START Source material

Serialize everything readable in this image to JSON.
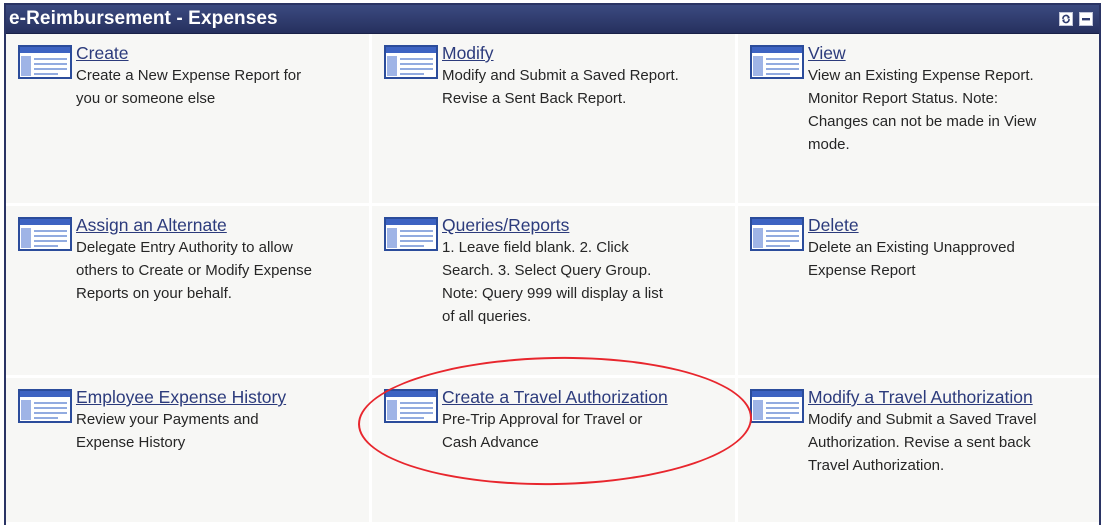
{
  "header": {
    "title": "e-Reimbursement - Expenses"
  },
  "icons": {
    "refresh": "refresh-icon",
    "minimize": "minimize-icon",
    "item": "expense-page-icon"
  },
  "colors": {
    "header": "#2f3b6e",
    "link": "#2c3b7c",
    "annotation": "#e8262d"
  },
  "items": [
    {
      "label": "Create",
      "description": "Create a New Expense Report for\nyou or someone else"
    },
    {
      "label": "Modify",
      "description": "Modify and Submit a Saved Report.\nRevise a Sent Back Report."
    },
    {
      "label": "View",
      "description": "View an Existing Expense Report.\nMonitor Report Status. Note:\nChanges can not be made in View\nmode."
    },
    {
      "label": "Assign an Alternate",
      "description": "Delegate Entry Authority to allow\nothers to Create or Modify Expense\nReports on your behalf."
    },
    {
      "label": "Queries/Reports",
      "description": "1. Leave field blank. 2. Click\nSearch. 3. Select Query Group.\nNote: Query 999 will display a list\nof all queries."
    },
    {
      "label": "Delete",
      "description": "Delete an Existing Unapproved\nExpense Report"
    },
    {
      "label": "Employee Expense History",
      "description": "Review your Payments and\nExpense History"
    },
    {
      "label": "Create a Travel Authorization",
      "description": "Pre-Trip Approval for Travel or\nCash Advance"
    },
    {
      "label": "Modify a Travel Authorization",
      "description": "Modify and Submit a Saved Travel\nAuthorization. Revise a sent back\nTravel Authorization."
    }
  ]
}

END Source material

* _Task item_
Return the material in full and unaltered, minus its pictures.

* _Solution for this exercise_
Serialize everything readable in this image to JSON.
{
  "header": {
    "title": "e-Reimbursement - Expenses"
  },
  "icons": {
    "refresh": "refresh-icon",
    "minimize": "minimize-icon",
    "item": "expense-page-icon"
  },
  "colors": {
    "header": "#2f3b6e",
    "link": "#2c3b7c",
    "annotation": "#e8262d"
  },
  "items": [
    {
      "label": "Create",
      "description": "Create a New Expense Report for\nyou or someone else"
    },
    {
      "label": "Modify",
      "description": "Modify and Submit a Saved Report.\nRevise a Sent Back Report."
    },
    {
      "label": "View",
      "description": "View an Existing Expense Report.\nMonitor Report Status. Note:\nChanges can not be made in View\nmode."
    },
    {
      "label": "Assign an Alternate",
      "description": "Delegate Entry Authority to allow\nothers to Create or Modify Expense\nReports on your behalf."
    },
    {
      "label": "Queries/Reports",
      "description": "1. Leave field blank. 2. Click\nSearch. 3. Select Query Group.\nNote: Query 999 will display a list\nof all queries."
    },
    {
      "label": "Delete",
      "description": "Delete an Existing Unapproved\nExpense Report"
    },
    {
      "label": "Employee Expense History",
      "description": "Review your Payments and\nExpense History"
    },
    {
      "label": "Create a Travel Authorization",
      "description": "Pre-Trip Approval for Travel or\nCash Advance"
    },
    {
      "label": "Modify a Travel Authorization",
      "description": "Modify and Submit a Saved Travel\nAuthorization. Revise a sent back\nTravel Authorization."
    }
  ]
}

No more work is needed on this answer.